Proposed Legislation Cuts Voting Members for Penn State Board of Trustees
Updated at 12:10 p.m.
Penn State Spokeswoman Lisa Powers reacted to the legislation, saying, "We continue to welcome input as it has informed numerous changes that have already been made to the structure and operations of our Board of Trustees. The trustees have been working for more than a year on improving the university's governance model and implementing best practices, and in the last meeting created a seventh standing committee. Governance is an ongoing process and we will continue to engage state officials on this important issue."
UPDATED at 10:55 a.m.
Tor Michaels, spokesman for state Rep. Scott Conklin, (D-Centre), says the lawmaker will support the bill if the Senate approves it and sends it to the House.
"Clearly we've been fighting to have this dialogue pushed forward ever since December of 2011. If it makes it to the House it will receive our full support and hopefully we can get the dialogue moving forward," Michaels says.
Often bills are drafted and never make it out of committee for a vote on the House or Senate floor, Michaels says. He hopes that will not be the case when it comes to Penn State reform legislation. Though he says action needs to be taken soon.
"If it is not enacted this session we fear it never will be," Michaels says.
State Sen. John Yudichak introduced legislation Thursday that would significantly alter the Board of Trustees structure at Penn State University.
Senate Bill 1240, the Penn State University Board of Trustees Reorganization Act, would reduce the board of trustees from 30 to 23 voting members.
"Penn State students and alumni deserve a fully-engaged, efficient and responsive board of trustees – and that can only be accomplished by reducing the size of the current board and closer aligning the composition to governing boards at similar institutions across the country," Yudichak said in a prepared statement. "I am extremely excited about the broad bipartisan support this bill has already received and hope that we can swiftly move this proposal through the legislative process and start to address the glaring shortcomings of the current board governance structure at Penn State."
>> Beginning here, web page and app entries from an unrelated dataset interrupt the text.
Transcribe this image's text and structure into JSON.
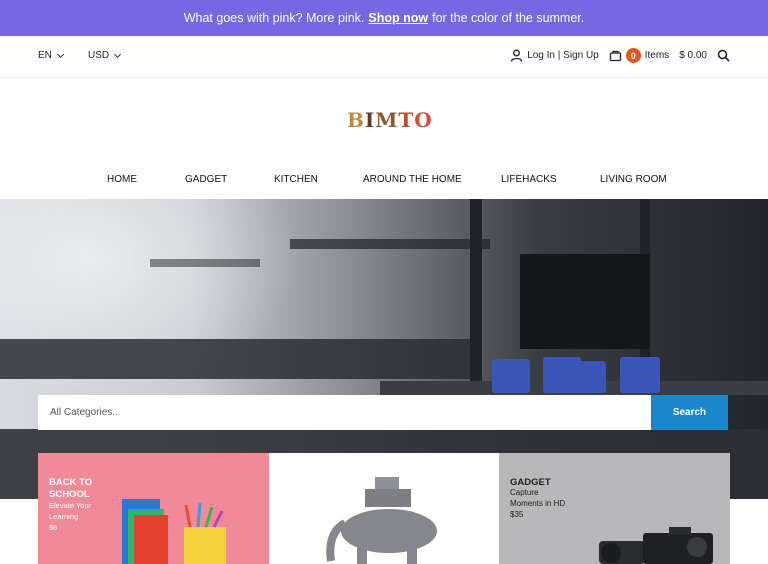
{
  "promo": {
    "text_before": "What goes with pink? More pink.",
    "link": "Shop now",
    "text_after": "for the color of the summer."
  },
  "topbar": {
    "language": "EN",
    "currency": "USD",
    "account_label": "Log In | Sign Up",
    "cart_count": "0",
    "cart_label": "Items",
    "cart_total": "$ 0.00"
  },
  "logo": {
    "letters": [
      "B",
      "I",
      "M",
      "T",
      "O"
    ]
  },
  "nav": {
    "items": [
      "HOME",
      "GADGET",
      "KITCHEN",
      "AROUND THE HOME",
      "LIFEHACKS",
      "LIVING ROOM"
    ]
  },
  "search": {
    "placeholder": "All Categories..",
    "button": "Search"
  },
  "cards": [
    {
      "title": [
        "BACK TO",
        "SCHOOL"
      ],
      "sub": [
        "Elevate Your",
        "Learning",
        "$6"
      ]
    },
    {
      "title": [],
      "sub": []
    },
    {
      "title": [
        "GADGET"
      ],
      "sub": [
        "Capture",
        "Moments in HD",
        "$35"
      ]
    }
  ],
  "colors": {
    "promo_bg": "#7469e2",
    "cart_badge": "#e8541c",
    "search_button": "#1a86cc",
    "card1_bg": "#f08a98",
    "card3_bg": "#b8b8ba"
  },
  "icons": [
    "chevron-down-icon",
    "user-icon",
    "cart-icon",
    "search-icon"
  ]
}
Under Yudichak's proposal, which has 23 cosponsors, the Board of Trustees would be composed of eight elected alumni, five governor appointees, five elected members from the agriculture industry, and five members from business and industry appointed by a trustee committee comprised of the chairperson and one member from each category. The secretary of education and secretary of agriculture would serve as non-voting members of the board.
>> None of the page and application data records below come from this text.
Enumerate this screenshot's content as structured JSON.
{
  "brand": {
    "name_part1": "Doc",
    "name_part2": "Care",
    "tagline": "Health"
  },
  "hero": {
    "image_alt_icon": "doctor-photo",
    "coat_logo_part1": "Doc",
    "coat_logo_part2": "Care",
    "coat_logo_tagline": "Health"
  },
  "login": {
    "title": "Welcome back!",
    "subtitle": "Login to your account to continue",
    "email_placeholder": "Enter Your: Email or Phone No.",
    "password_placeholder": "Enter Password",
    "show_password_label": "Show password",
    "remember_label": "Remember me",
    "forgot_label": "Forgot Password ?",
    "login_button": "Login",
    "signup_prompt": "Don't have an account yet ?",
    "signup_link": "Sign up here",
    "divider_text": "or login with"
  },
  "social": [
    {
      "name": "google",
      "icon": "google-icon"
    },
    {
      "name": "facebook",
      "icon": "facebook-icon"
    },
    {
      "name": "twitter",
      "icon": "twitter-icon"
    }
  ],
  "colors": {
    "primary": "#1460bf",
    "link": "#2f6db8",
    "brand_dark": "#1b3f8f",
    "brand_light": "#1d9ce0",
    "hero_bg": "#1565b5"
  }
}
The bill would also prohibit the governor, lieutenant governor and all state row officers, such as treasurer and auditor general, from serving on the board.
Yudichak says he has worked closely with Penn State alum and Senate Appropriations Chairman Jake Corman (R-Centre) to craft a proposal that is in the best interests of Penn State University.
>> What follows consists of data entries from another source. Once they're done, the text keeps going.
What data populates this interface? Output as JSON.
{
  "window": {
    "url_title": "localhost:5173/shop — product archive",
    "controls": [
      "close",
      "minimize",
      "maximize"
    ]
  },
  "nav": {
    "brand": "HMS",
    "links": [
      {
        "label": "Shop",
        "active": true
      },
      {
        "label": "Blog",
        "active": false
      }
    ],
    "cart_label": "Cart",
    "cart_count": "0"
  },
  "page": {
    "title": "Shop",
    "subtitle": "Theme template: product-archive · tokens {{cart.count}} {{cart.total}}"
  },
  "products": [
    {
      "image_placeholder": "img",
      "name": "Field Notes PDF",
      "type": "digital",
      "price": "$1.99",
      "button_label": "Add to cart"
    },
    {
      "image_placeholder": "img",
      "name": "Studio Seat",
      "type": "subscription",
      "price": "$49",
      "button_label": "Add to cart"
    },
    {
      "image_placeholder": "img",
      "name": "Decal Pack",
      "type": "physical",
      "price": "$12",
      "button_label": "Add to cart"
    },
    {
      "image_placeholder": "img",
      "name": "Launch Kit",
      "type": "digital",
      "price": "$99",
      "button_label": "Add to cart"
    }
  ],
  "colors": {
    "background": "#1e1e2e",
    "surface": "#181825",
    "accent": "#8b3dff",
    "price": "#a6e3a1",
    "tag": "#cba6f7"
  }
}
Corman is a co-sponsor of the bill.
Yudichak discussed the legislation at a press conference in November, which can be viewed HERE.